=== Section Start ===

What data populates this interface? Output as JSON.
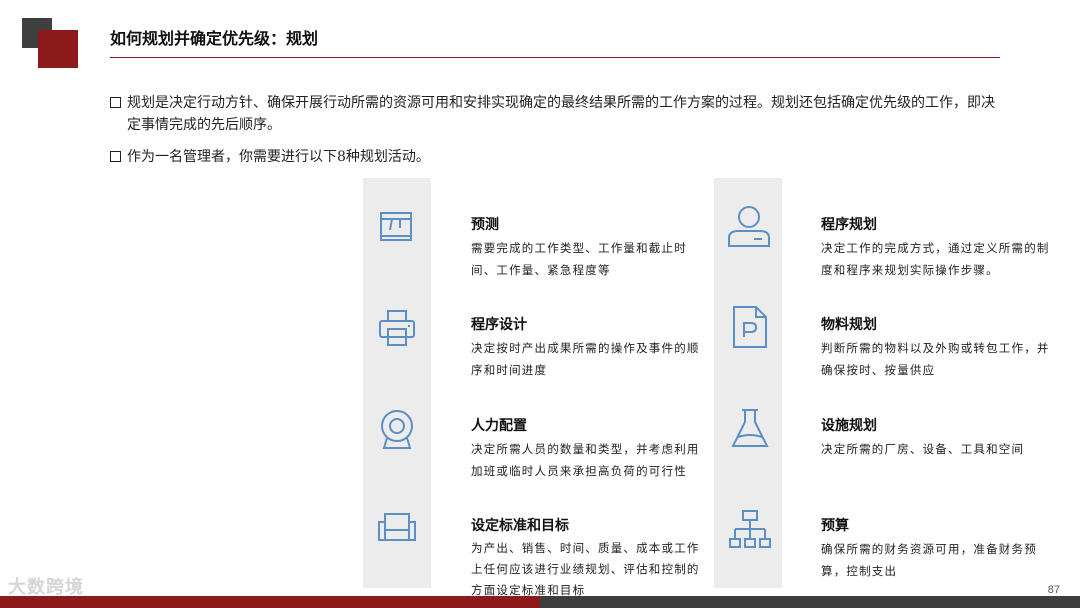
{
  "header": {
    "title": "如何规划并确定优先级：规划"
  },
  "bullets": [
    "规划是决定行动方针、确保开展行动所需的资源可用和安排实现确定的最终结果所需的工作方案的过程。规划还包括确定优先级的工作，即决定事情完成的先后顺序。",
    "作为一名管理者，你需要进行以下8种规划活动。"
  ],
  "activities": [
    {
      "title": "预测",
      "desc": "需要完成的工作类型、工作量和截止时间、工作量、紧急程度等",
      "icon": "calendar-icon"
    },
    {
      "title": "程序设计",
      "desc": "决定按时产出成果所需的操作及事件的顺序和时间进度",
      "icon": "printer-icon"
    },
    {
      "title": "人力配置",
      "desc": "决定所需人员的数量和类型，并考虑利用加班或临时人员来承担高负荷的可行性",
      "icon": "webcam-icon"
    },
    {
      "title": "设定标准和目标",
      "desc": "为产出、销售、时间、质量、成本或工作上任何应该进行业绩规划、评估和控制的方面设定标准和目标",
      "icon": "sofa-icon"
    },
    {
      "title": "程序规划",
      "desc": "决定工作的完成方式，通过定义所需的制度和程序来规划实际操作步骤。",
      "icon": "user-icon"
    },
    {
      "title": "物料规划",
      "desc": "判断所需的物料以及外购或转包工作，并确保按时、按量供应",
      "icon": "document-p-icon"
    },
    {
      "title": "设施规划",
      "desc": "决定所需的厂房、设备、工具和空间",
      "icon": "flask-icon"
    },
    {
      "title": "预算",
      "desc": "确保所需的财务资源可用，准备财务预算，控制支出",
      "icon": "org-chart-icon"
    }
  ],
  "footer": {
    "page_number": "87",
    "watermark": "大数跨境"
  },
  "colors": {
    "accent": "#8c1a1a",
    "icon": "#5b8fc6",
    "column_bg": "#ececec"
  }
}
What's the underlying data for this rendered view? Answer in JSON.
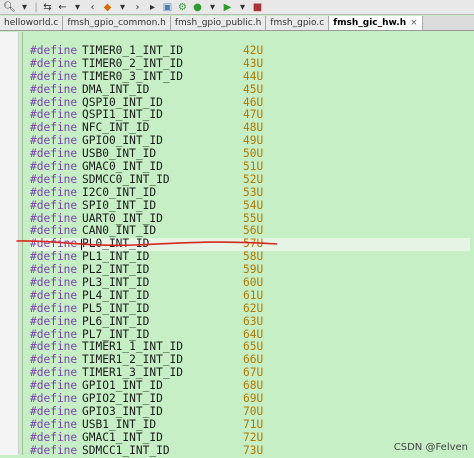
{
  "toolbar": {
    "icons": [
      "search-icon",
      "dropdown-icon",
      "back-forward-icon",
      "back-icon",
      "forward-icon",
      "bookmark-icon",
      "back-icon",
      "forward-icon",
      "dropdown-icon",
      "run-icon",
      "step-icon",
      "dropdown-icon",
      "stop-icon"
    ]
  },
  "tabs": [
    {
      "label": "helloworld.c",
      "active": false
    },
    {
      "label": "fmsh_gpio_common.h",
      "active": false
    },
    {
      "label": "fmsh_gpio_public.h",
      "active": false
    },
    {
      "label": "fmsh_gpio.c",
      "active": false
    },
    {
      "label": "fmsh_gic_hw.h",
      "active": true,
      "close": "×"
    }
  ],
  "editor": {
    "directive": "#define",
    "lines": [
      {
        "name": "TIMER0_1_INT_ID",
        "value": "42U"
      },
      {
        "name": "TIMER0_2_INT_ID",
        "value": "43U"
      },
      {
        "name": "TIMER0_3_INT_ID",
        "value": "44U"
      },
      {
        "name": "DMA_INT_ID",
        "value": "45U"
      },
      {
        "name": "QSPI0_INT_ID",
        "value": "46U"
      },
      {
        "name": "QSPI1_INT_ID",
        "value": "47U"
      },
      {
        "name": "NFC_INT_ID",
        "value": "48U"
      },
      {
        "name": "GPIO0_INT_ID",
        "value": "49U"
      },
      {
        "name": "USB0_INT_ID",
        "value": "50U"
      },
      {
        "name": "GMAC0_INT_ID",
        "value": "51U"
      },
      {
        "name": "SDMCC0_INT_ID",
        "value": "52U"
      },
      {
        "name": "I2C0_INT_ID",
        "value": "53U"
      },
      {
        "name": "SPI0_INT_ID",
        "value": "54U"
      },
      {
        "name": "UART0_INT_ID",
        "value": "55U"
      },
      {
        "name": "CAN0_INT_ID",
        "value": "56U"
      },
      {
        "name": "PL0_INT_ID",
        "value": "57U",
        "current": true
      },
      {
        "name": "PL1_INT_ID",
        "value": "58U"
      },
      {
        "name": "PL2_INT_ID",
        "value": "59U"
      },
      {
        "name": "PL3_INT_ID",
        "value": "60U"
      },
      {
        "name": "PL4_INT_ID",
        "value": "61U"
      },
      {
        "name": "PL5_INT_ID",
        "value": "62U"
      },
      {
        "name": "PL6_INT_ID",
        "value": "63U"
      },
      {
        "name": "PL7_INT_ID",
        "value": "64U"
      },
      {
        "name": "TIMER1_1_INT_ID",
        "value": "65U"
      },
      {
        "name": "TIMER1_2_INT_ID",
        "value": "66U"
      },
      {
        "name": "TIMER1_3_INT_ID",
        "value": "67U"
      },
      {
        "name": "GPIO1_INT_ID",
        "value": "68U"
      },
      {
        "name": "GPIO2_INT_ID",
        "value": "69U"
      },
      {
        "name": "GPIO3_INT_ID",
        "value": "70U"
      },
      {
        "name": "USB1_INT_ID",
        "value": "71U"
      },
      {
        "name": "GMAC1_INT_ID",
        "value": "72U"
      },
      {
        "name": "SDMCC1_INT_ID",
        "value": "73U"
      }
    ]
  },
  "annotation": {
    "color": "#d8271f"
  },
  "watermark": "CSDN @Felven",
  "colors": {
    "editor_background": "#c6efc6",
    "keyword": "#7a3fb0",
    "number": "#b07800"
  }
}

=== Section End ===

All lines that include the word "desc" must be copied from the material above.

      "desc": "需要完成的工作类型、工作量和截止时间、工作量、紧急程度等",
      "desc": "决定按时产出成果所需的操作及事件的顺序和时间进度",
      "desc": "决定所需人员的数量和类型，并考虑利用加班或临时人员来承担高负荷的可行性",
      "desc": "为产出、销售、时间、质量、成本或工作上任何应该进行业绩规划、评估和控制的方面设定标准和目标",
      "desc": "决定工作的完成方式，通过定义所需的制度和程序来规划实际操作步骤。",
      "desc": "判断所需的物料以及外购或转包工作，并确保按时、按量供应",
      "desc": "决定所需的厂房、设备、工具和空间",
      "desc": "确保所需的财务资源可用，准备财务预算，控制支出",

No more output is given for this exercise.